Search the records for the string "your" and return each line that has it.

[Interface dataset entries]
*-*-*

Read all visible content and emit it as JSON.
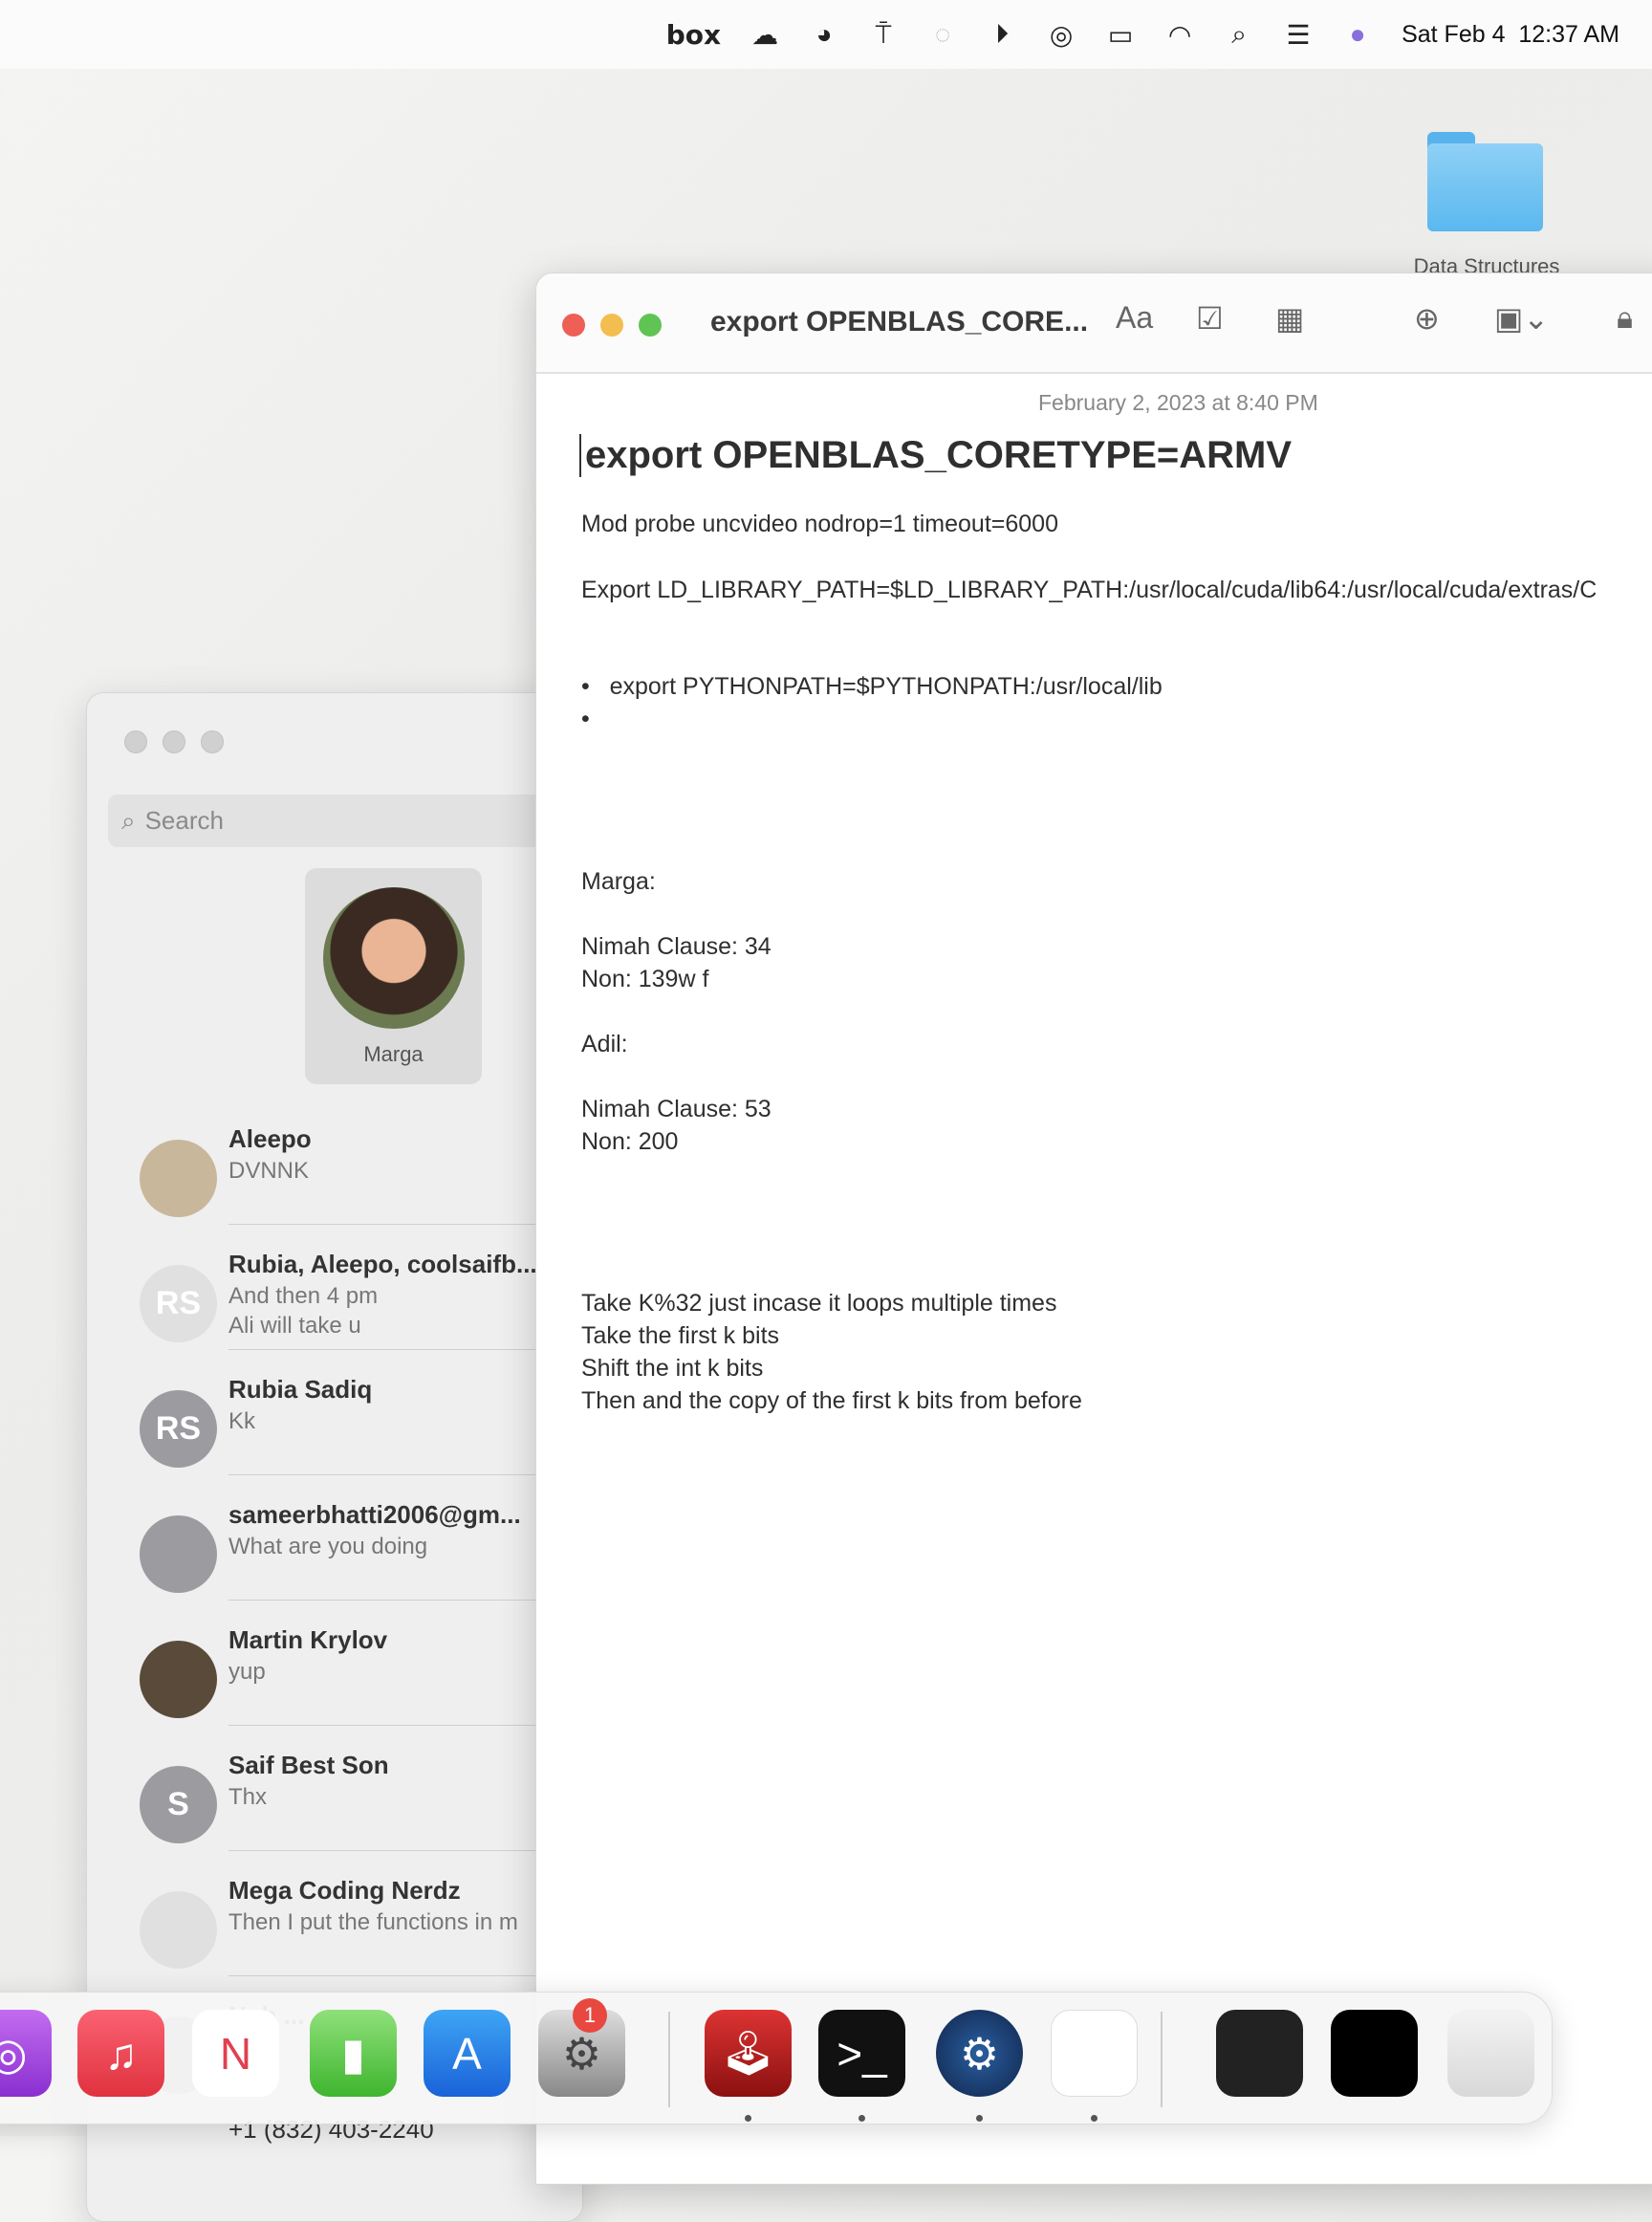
{
  "menubar": {
    "box": "box",
    "icons": [
      "creative-cloud-icon",
      "avast-icon",
      "airpods-icon",
      "sync-icon",
      "play-icon",
      "airdrop-icon",
      "battery-charging-icon",
      "wifi-icon",
      "search-icon",
      "control-center-icon",
      "siri-icon"
    ],
    "datetime": "Sat Feb 4  12:37 AM"
  },
  "desktop": {
    "folder_label": "Data Structures"
  },
  "messages": {
    "search_placeholder": "Search",
    "pinned": {
      "name": "Marga"
    },
    "conversations": [
      {
        "name": "Aleepo",
        "preview": "DVNNK",
        "initials": ""
      },
      {
        "name": "Rubia, Aleepo, coolsaifb...",
        "preview": "And then 4 pm\nAli will take u",
        "initials": "RS"
      },
      {
        "name": "Rubia Sadiq",
        "preview": "Kk",
        "initials": "RS"
      },
      {
        "name": "sameerbhatti2006@gm...",
        "preview": "What are you doing",
        "initials": ""
      },
      {
        "name": "Martin Krylov",
        "preview": "yup",
        "initials": ""
      },
      {
        "name": "Saif Best Son",
        "preview": "Thx",
        "initials": "S"
      },
      {
        "name": "Mega Coding Nerdz",
        "preview": "Then I put the functions in m",
        "initials": ""
      },
      {
        "name": "Nuh ...",
        "preview": "",
        "initials": ""
      }
    ],
    "partial_contact": "+1 (832) 403-2240"
  },
  "notes": {
    "window_title": "export OPENBLAS_CORE...",
    "format_label": "Aa",
    "date": "February 2, 2023 at 8:40 PM",
    "title": "export OPENBLAS_CORETYPE=ARMV",
    "line1": "Mod probe uncvideo nodrop=1 timeout=6000",
    "line2": "Export LD_LIBRARY_PATH=$LD_LIBRARY_PATH:/usr/local/cuda/lib64:/usr/local/cuda/extras/C",
    "bullets": [
      "export PYTHONPATH=$PYTHONPATH:/usr/local/lib",
      ""
    ],
    "marga_label": "Marga:",
    "marga_nimah": "Nimah Clause: 34",
    "marga_non": "Non: 139w f",
    "adil_label": "Adil:",
    "adil_nimah": "Nimah Clause: 53",
    "adil_non": "Non: 200",
    "steps": [
      "Take K%32 just incase it loops multiple times",
      "Take the first k bits",
      "Shift the int k bits",
      "Then and the copy of the first k bits from before"
    ]
  },
  "dock": {
    "apps": [
      "Podcasts",
      "Music",
      "News",
      "Numbers",
      "App Store",
      "System Settings",
      "Joystick app",
      "Terminal",
      "Steam",
      "Document",
      "Terminal window",
      "Chrome window",
      "Trash"
    ],
    "settings_badge": "1"
  }
}
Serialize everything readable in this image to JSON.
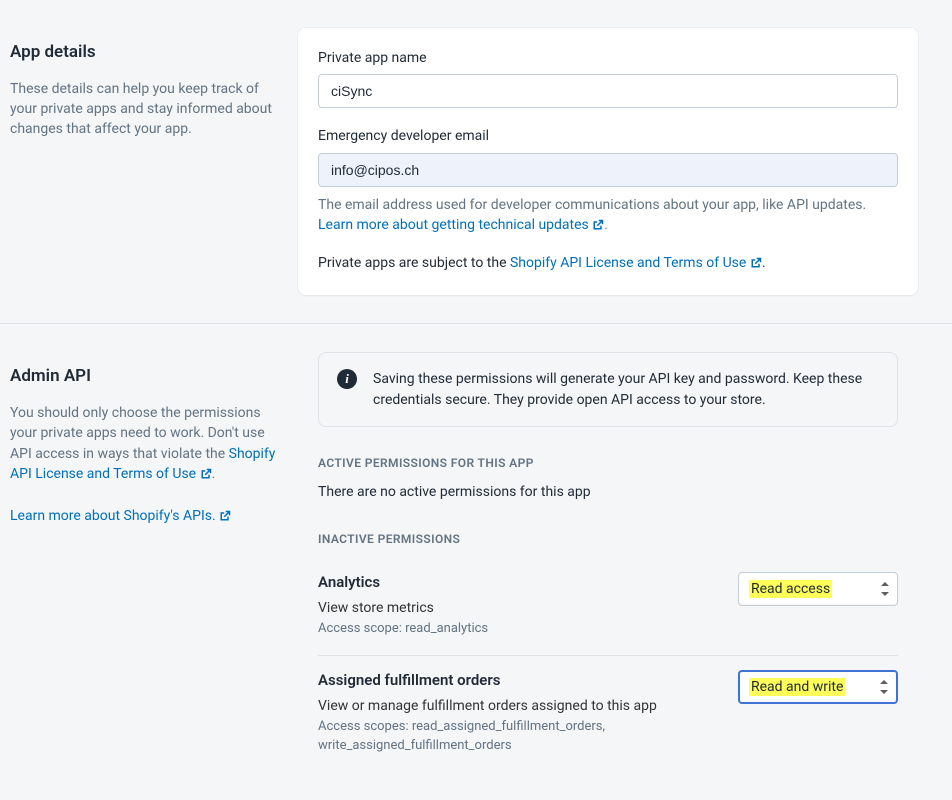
{
  "app_details": {
    "heading": "App details",
    "description": "These details can help you keep track of your private apps and stay informed about changes that affect your app.",
    "name_label": "Private app name",
    "name_value": "ciSync",
    "email_label": "Emergency developer email",
    "email_value": "info@cipos.ch",
    "email_hint_pre": "The email address used for developer communications about your app, like API updates. ",
    "email_hint_link": "Learn more about getting technical updates",
    "notice_pre": "Private apps are subject to the ",
    "notice_link": "Shopify API License and Terms of Use",
    "notice_post": "."
  },
  "admin_api": {
    "heading": "Admin API",
    "description": "You should only choose the permissions your private apps need to work. Don't use API access in ways that violate the ",
    "license_link": "Shopify API License and Terms of Use",
    "learn_apis_link": "Learn more about Shopify's APIs.",
    "banner": "Saving these permissions will generate your API key and password. Keep these credentials secure. They provide open API access to your store.",
    "active_heading": "ACTIVE PERMISSIONS FOR THIS APP",
    "active_none": "There are no active permissions for this app",
    "inactive_heading": "INACTIVE PERMISSIONS",
    "perms": [
      {
        "title": "Analytics",
        "desc": "View store metrics",
        "scope": "Access scope: read_analytics",
        "select_value": "Read access"
      },
      {
        "title": "Assigned fulfillment orders",
        "desc": "View or manage fulfillment orders assigned to this app",
        "scope": "Access scopes: read_assigned_fulfillment_orders, write_assigned_fulfillment_orders",
        "select_value": "Read and write"
      }
    ]
  }
}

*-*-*

### ANSWER TO THE EXERCISE
    "description": "These details can help you keep track of your private apps and stay informed about changes that affect your app.",
    "email_hint_pre": "The email address used for developer communications about your app, like API updates. ",
    "description": "You should only choose the permissions your private apps need to work. Don't use API access in ways that violate the ",
    "banner": "Saving these permissions will generate your API key and password. Keep these credentials secure. They provide open API access to your store.",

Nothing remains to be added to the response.